As I apply for jobs for the first time in a decade, some interesting thoughts swirl through my head. Having spent almost a decade at my last job, searching for a school that wants to add me is a different feeling. As I think about myself and what I bring to a job, the way I look at who I am and what I can add to whatever school I end up at matters.
I’m a new educator in a new system: going from a place and education system I knew well - California - to a new education system in British Columbia. Not just a new state, but a new country! On top of that, British Columbia has just instituted a new set of education standards, further complicating the transition. That’s a big hurdle for someone to overlook when they’re looking to hire me.
I could look at the things I was able to do in my almost decade at Hillsdale. What I did in my classroom. What my students did in my classroom. Committees I was a part of. Professional development opportunities I helped organize and facilitate.

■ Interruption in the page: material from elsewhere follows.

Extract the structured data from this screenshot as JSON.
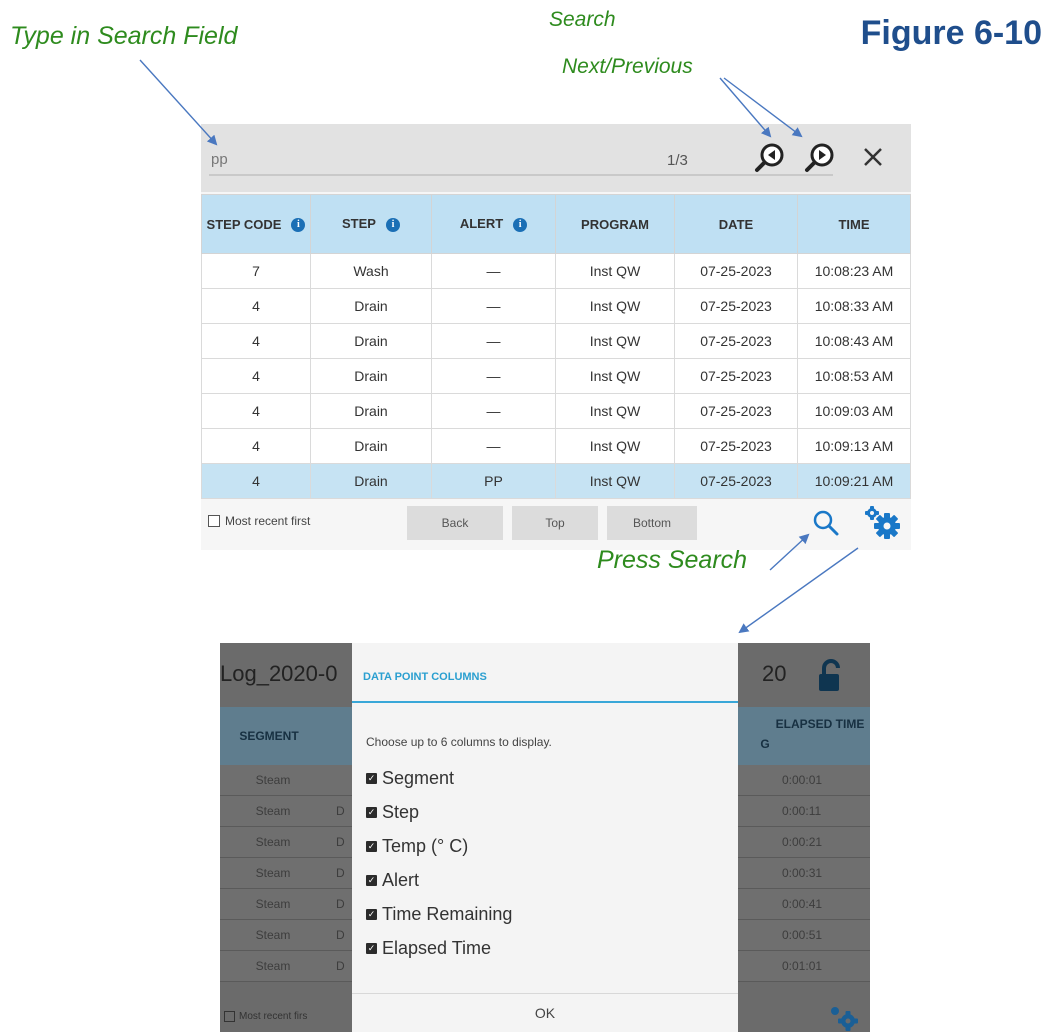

It’s a very different way of looking at yourself: what can you do, what do you know versus what can’t you do, what don’t you know? That deficit model - looking at weaknesses - can be really toxic. If I spend too much time thinking about what I don’t know, about what I can’t do, I get doubtful. I’m a risk - someone needs to overlook that big gap in knowledge that I have to hire me. But if I look at what I can do, what I do know, what is transferable between contexts, it feels very different.
I’ll own it: I’ve looked at other educators and focused on what they can’t do in the past. I don’t feel good saying that, but it is true. By doing that, I’ve missed strengths people have. Things they can teach me. The amazing things their kids are doing in their classrooms. Thankfully, I’ve had to eat some humble pie in those areas, as my perceptions of what people can’t do has been impacted by what I’ve seen them actually DO. The outlook - what could this educator do better - was wrong. Should we work on weaknesses? Sure. But focusing on weaknesses and ignoring strengths - as I have done about myself in my job search - is toxic.
How many times have I focused on weaknesses with students? How often did they feel like their areas for growth were being hammered on and their strengths ignored? That’s not a question I can answer, but it something I can take forward: look for strengths in students. Look for what fellow educators are great at. Focus on building on those things people do well, not on things people could get better at.
I’d be remiss if I didn’t mention Chris Wejr’s TED talk on strengths-based education at the end of this post. Chris is brilliant, and his talk is everything you’d hope it would be.